MUCH HAS changed in the Middle East during the past year. Saddam's tyranny has finally been displaced, and even the most recalcitrant Arab despots are speaking the language of political reform. In the midst of these cataclysmic changes, the one state in the region whose priorities and policies appear constant is the Islamic Republic of Iran. On the surface, the clerical state seems committed to its course of confrontation with the United States and to its defiance of international norms on issues such as terrorism and proliferation of weapons of mass destruction.
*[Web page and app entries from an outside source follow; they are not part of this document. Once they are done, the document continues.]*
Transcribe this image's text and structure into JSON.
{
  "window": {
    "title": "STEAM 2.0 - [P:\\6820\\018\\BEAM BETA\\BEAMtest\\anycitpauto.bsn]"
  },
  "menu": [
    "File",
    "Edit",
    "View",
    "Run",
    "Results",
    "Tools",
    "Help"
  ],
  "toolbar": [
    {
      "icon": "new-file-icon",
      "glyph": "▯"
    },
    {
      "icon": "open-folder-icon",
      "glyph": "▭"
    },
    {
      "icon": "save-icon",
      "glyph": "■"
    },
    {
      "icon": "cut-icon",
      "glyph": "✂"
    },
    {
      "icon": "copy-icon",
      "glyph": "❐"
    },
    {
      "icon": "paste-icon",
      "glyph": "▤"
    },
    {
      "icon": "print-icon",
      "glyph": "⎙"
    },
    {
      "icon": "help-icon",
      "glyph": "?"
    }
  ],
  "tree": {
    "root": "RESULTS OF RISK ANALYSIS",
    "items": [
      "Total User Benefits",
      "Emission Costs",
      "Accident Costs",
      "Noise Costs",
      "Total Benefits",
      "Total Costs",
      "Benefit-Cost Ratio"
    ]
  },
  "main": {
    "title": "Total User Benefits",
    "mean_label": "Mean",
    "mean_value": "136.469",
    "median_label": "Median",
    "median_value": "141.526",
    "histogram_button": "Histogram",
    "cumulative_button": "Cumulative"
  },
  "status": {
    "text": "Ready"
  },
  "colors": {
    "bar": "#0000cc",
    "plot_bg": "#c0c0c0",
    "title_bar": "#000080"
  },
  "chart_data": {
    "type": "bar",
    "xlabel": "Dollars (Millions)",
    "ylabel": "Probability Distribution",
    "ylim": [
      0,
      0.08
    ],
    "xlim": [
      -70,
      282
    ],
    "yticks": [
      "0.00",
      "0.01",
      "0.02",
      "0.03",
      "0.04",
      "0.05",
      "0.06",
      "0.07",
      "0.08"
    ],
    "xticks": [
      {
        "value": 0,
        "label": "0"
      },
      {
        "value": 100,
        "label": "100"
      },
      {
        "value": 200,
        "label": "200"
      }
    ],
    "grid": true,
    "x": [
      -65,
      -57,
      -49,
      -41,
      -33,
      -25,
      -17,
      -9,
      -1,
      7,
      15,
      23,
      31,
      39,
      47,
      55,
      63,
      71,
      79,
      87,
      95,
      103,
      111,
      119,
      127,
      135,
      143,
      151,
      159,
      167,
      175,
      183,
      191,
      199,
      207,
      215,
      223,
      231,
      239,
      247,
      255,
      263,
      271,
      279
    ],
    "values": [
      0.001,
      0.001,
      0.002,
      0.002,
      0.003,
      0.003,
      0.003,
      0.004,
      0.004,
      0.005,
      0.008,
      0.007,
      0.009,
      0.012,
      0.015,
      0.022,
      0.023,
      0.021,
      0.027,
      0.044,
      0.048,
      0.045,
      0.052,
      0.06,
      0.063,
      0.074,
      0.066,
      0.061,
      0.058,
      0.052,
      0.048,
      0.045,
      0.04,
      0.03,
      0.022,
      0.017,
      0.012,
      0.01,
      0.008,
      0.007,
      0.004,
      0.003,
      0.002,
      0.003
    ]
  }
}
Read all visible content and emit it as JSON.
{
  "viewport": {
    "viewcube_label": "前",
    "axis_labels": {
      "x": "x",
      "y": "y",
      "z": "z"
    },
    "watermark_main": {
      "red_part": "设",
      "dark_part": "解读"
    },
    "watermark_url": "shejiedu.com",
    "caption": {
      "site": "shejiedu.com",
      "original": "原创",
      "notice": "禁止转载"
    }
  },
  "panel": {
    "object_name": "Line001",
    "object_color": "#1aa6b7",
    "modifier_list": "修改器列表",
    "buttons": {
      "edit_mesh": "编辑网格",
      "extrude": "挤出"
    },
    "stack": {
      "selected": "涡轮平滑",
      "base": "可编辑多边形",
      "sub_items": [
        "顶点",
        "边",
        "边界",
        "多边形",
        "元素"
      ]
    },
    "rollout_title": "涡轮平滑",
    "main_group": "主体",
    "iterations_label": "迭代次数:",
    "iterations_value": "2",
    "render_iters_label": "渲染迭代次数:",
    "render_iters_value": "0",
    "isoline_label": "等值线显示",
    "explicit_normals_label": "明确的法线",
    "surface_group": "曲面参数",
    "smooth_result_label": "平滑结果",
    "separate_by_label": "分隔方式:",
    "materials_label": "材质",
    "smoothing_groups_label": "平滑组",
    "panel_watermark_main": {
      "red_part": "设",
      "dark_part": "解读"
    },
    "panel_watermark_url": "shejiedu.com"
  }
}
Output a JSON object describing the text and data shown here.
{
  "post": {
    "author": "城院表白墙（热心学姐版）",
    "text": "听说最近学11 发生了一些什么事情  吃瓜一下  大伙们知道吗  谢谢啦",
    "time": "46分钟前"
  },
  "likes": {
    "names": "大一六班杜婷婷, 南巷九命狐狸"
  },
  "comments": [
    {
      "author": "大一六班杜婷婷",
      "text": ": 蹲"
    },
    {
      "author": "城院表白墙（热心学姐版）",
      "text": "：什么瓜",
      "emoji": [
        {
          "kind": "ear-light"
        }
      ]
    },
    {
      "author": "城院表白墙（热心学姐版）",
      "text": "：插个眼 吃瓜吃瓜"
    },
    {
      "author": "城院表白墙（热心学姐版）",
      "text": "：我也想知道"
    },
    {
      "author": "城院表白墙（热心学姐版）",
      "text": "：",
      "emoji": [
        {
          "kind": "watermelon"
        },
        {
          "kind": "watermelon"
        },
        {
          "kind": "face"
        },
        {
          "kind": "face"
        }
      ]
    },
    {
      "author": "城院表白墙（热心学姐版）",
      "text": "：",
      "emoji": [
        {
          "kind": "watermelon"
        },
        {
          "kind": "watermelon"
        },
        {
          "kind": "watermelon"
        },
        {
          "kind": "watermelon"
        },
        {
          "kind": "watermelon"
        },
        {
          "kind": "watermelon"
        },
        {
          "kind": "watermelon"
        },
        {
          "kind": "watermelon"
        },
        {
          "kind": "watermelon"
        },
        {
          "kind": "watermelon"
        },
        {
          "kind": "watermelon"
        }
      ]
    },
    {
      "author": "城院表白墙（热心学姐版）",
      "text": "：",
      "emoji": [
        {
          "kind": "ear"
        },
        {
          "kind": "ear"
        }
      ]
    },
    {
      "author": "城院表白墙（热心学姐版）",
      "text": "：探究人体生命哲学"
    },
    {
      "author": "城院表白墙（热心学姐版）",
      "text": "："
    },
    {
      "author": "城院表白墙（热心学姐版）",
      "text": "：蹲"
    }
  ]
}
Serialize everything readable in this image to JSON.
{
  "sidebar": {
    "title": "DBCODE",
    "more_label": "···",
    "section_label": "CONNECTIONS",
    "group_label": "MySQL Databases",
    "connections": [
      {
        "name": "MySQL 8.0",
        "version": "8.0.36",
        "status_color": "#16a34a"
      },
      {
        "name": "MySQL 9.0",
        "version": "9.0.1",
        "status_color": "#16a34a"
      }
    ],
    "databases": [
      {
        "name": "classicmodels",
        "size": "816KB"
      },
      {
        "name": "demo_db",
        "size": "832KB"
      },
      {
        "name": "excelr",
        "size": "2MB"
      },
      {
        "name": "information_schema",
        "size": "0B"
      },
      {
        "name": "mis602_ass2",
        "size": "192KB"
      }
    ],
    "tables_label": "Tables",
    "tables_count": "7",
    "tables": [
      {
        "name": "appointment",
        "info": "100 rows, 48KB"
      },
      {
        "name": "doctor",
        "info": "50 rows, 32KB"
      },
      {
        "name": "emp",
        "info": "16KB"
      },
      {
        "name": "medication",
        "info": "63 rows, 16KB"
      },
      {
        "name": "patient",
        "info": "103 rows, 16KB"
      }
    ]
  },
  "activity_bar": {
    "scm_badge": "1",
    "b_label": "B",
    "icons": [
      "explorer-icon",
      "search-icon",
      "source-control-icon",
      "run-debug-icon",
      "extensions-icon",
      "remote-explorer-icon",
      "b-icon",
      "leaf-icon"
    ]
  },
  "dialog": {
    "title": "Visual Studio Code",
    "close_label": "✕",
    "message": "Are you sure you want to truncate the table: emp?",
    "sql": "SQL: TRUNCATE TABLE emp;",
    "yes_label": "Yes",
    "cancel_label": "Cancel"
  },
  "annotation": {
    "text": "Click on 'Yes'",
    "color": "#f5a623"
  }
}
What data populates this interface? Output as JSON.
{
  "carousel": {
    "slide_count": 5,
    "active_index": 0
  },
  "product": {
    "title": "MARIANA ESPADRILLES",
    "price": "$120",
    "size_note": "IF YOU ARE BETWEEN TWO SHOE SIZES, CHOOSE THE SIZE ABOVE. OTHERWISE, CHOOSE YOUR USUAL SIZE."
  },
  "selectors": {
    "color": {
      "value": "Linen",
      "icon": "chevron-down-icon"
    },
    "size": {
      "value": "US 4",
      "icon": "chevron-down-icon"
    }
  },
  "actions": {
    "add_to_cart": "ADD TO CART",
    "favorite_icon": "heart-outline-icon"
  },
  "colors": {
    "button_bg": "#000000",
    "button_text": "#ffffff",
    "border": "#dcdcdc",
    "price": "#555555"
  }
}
The remarkable events of the recent past, however, have had a subtle yet perceptible impact on Tehran's international orientation, opening the possibility for a new approach to the United States and the enveloping regional order. Throughout the late 1990s, despite the assumption of the presidency by the reformist Muhammad Khatami, factional politics, competing centers of power and the legacy of the revolution obstructed Iran's uneasy transition from a revisionist to a pragmatic state. Too often, national interests were sacrificed at the altar of revolutionary dogma.